The Dust SA. (WSE:THD) delivered a less impressive 11.34% ROE over the past year, compared to the 14.76% return generated by its industry. Though THD’s recent performance is underwhelming, it is useful to understand what ROE is made up of and how it should be interpreted. Knowing these components can change your views on THD’s below-average returns. Metrics such as financial leverage can impact the level of ROE which in turn can affect the sustainability of THD’s returns. Let me show you what I mean by this. Check out our latest analysis for Dust
Peeling the layers of ROE – trisecting a company’s profitability
Return on Equity (ROE) weighs Dust’s profit against the level of its shareholders’ equity. It essentially shows how much the company can generate in earnings given the amount of equity it has raised. In most cases, a higher ROE is preferred; however, there are many other factors we must consider prior to making any investment decisions.
Return on Equity = Net Profit ÷ Shareholders Equity
ROE is measured against cost of equity in order to determine the efficiency of Dust’s equity capital deployed. Its cost of equity is 8.67%. Dust’s ROE exceeds its cost by 2.68%, which is a big tick. Some of its peers with higher ROE may face a cost which exceeds returns, which is unsustainable and far less desirable than Dust’s case of positive discrepancy. ROE can be broken down into three different ratios: net profit margin, asset turnover, and financial leverage. This is called the Dupont Formula:
ROE = profit margin × asset turnover × financial leverage
ROE = (annual net profit ÷ sales) × (sales ÷ assets) × (assets ÷ shareholders’ equity)
ROE = annual net profit ÷ shareholders’ equity
Basically, profit margin measures how much of revenue trickles down into earnings which illustrates how efficient the business is with its cost management. The other component, asset turnover, illustrates how much revenue Dust can make from its asset base.

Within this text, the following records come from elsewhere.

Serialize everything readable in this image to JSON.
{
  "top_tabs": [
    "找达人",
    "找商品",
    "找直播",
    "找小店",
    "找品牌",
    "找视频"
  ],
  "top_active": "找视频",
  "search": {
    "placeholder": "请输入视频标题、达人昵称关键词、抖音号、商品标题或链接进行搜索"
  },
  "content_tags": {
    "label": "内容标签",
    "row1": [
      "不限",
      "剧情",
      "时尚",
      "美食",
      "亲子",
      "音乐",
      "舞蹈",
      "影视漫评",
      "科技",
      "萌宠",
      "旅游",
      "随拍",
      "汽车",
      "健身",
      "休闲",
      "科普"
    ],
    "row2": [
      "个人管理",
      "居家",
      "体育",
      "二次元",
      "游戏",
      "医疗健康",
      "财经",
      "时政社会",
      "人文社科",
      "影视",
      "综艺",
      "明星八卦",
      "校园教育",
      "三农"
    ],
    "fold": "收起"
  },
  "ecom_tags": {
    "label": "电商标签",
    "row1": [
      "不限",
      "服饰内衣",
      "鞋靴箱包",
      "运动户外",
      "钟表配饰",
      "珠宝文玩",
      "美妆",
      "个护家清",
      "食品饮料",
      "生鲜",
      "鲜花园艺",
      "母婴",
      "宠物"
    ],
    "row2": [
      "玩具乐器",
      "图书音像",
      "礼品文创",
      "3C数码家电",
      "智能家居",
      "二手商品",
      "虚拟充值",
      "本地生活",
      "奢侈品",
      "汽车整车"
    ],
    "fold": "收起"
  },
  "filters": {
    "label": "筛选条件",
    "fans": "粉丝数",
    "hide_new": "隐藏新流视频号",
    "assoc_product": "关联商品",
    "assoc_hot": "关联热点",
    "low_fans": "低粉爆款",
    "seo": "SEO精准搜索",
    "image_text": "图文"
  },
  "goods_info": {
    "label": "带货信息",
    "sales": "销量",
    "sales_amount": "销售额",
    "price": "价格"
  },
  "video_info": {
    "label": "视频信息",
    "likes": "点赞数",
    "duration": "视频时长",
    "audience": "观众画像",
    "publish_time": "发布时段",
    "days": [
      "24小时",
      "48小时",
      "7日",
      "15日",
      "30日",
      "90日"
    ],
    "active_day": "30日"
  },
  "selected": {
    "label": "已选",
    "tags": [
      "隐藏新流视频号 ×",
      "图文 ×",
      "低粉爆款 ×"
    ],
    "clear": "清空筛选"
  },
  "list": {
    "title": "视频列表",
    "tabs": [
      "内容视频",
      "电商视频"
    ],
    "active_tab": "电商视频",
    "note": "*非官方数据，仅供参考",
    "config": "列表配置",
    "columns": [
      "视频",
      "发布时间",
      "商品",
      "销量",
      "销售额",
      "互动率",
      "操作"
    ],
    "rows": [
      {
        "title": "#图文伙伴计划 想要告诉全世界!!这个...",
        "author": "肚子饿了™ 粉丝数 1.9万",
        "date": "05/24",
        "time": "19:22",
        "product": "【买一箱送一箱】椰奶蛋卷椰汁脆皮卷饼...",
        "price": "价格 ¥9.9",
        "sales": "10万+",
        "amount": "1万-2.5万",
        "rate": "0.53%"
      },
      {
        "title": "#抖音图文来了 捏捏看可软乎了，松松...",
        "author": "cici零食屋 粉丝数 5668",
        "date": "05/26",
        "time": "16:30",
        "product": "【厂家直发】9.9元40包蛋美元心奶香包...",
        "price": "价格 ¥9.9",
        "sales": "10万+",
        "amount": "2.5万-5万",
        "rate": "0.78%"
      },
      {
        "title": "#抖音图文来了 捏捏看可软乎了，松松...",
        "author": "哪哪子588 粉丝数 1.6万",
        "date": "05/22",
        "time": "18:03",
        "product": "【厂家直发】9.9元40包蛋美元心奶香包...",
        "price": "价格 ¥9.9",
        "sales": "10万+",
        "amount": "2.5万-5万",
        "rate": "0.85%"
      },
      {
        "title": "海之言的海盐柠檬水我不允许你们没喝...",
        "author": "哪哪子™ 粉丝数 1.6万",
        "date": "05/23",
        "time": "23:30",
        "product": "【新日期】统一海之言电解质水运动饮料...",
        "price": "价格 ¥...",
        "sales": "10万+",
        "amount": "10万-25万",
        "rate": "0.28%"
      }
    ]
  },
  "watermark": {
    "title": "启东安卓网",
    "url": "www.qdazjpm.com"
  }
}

And finally, financial leverage is simply how much of assets are funded by equity, which exhibits how sustainable the company’s capital structure is. Since ROE can be inflated by excessive debt, we need to examine Dust’s debt-to-equity level. Currently, Dust has no debt which means its returns are driven purely by equity capital. This could explain why Dust’s’ ROE is lower than its industry peers, most of which may have some degree of debt in its business.
ROE is one of many ratios which meaningfully dissects financial statements, which illustrates the quality of a company. Even though Dust returned below the industry average, its ROE comes in excess of its cost of equity. Its appropriate level of leverage means investors can be more confident in the sustainability of Dust’s return with a possible increase should the company decide to increase its debt levels. Although ROE can be a useful metric, it is only a small part of diligent research.
For Dust, there are three key aspects you should look at:
- Financial Health: Does it have a healthy balance sheet? Take a look at our free balance sheet analysis with six simple checks on key factors like leverage and risk.
- Future Earnings: How does Dust’s growth rate compare to its peers and the wider market? Dig deeper into the analyst consensus number for the upcoming years by interacting with our free analyst growth expectation chart.
- Other High-Growth Alternatives : Are there other high-growth stocks you could be holding instead of Dust? Explore our interactive list of stocks with large growth potential to get an idea of what else is out there you may be missing!
To help readers see pass the short term volatility of the financial market, we aim to bring you a long-term focused research analysis purely driven by fundamental data. Note that our analysis does not factor in the latest price sensitive company announcements.
The author is an independent contributor and at the time of publication had no position in the stocks mentioned.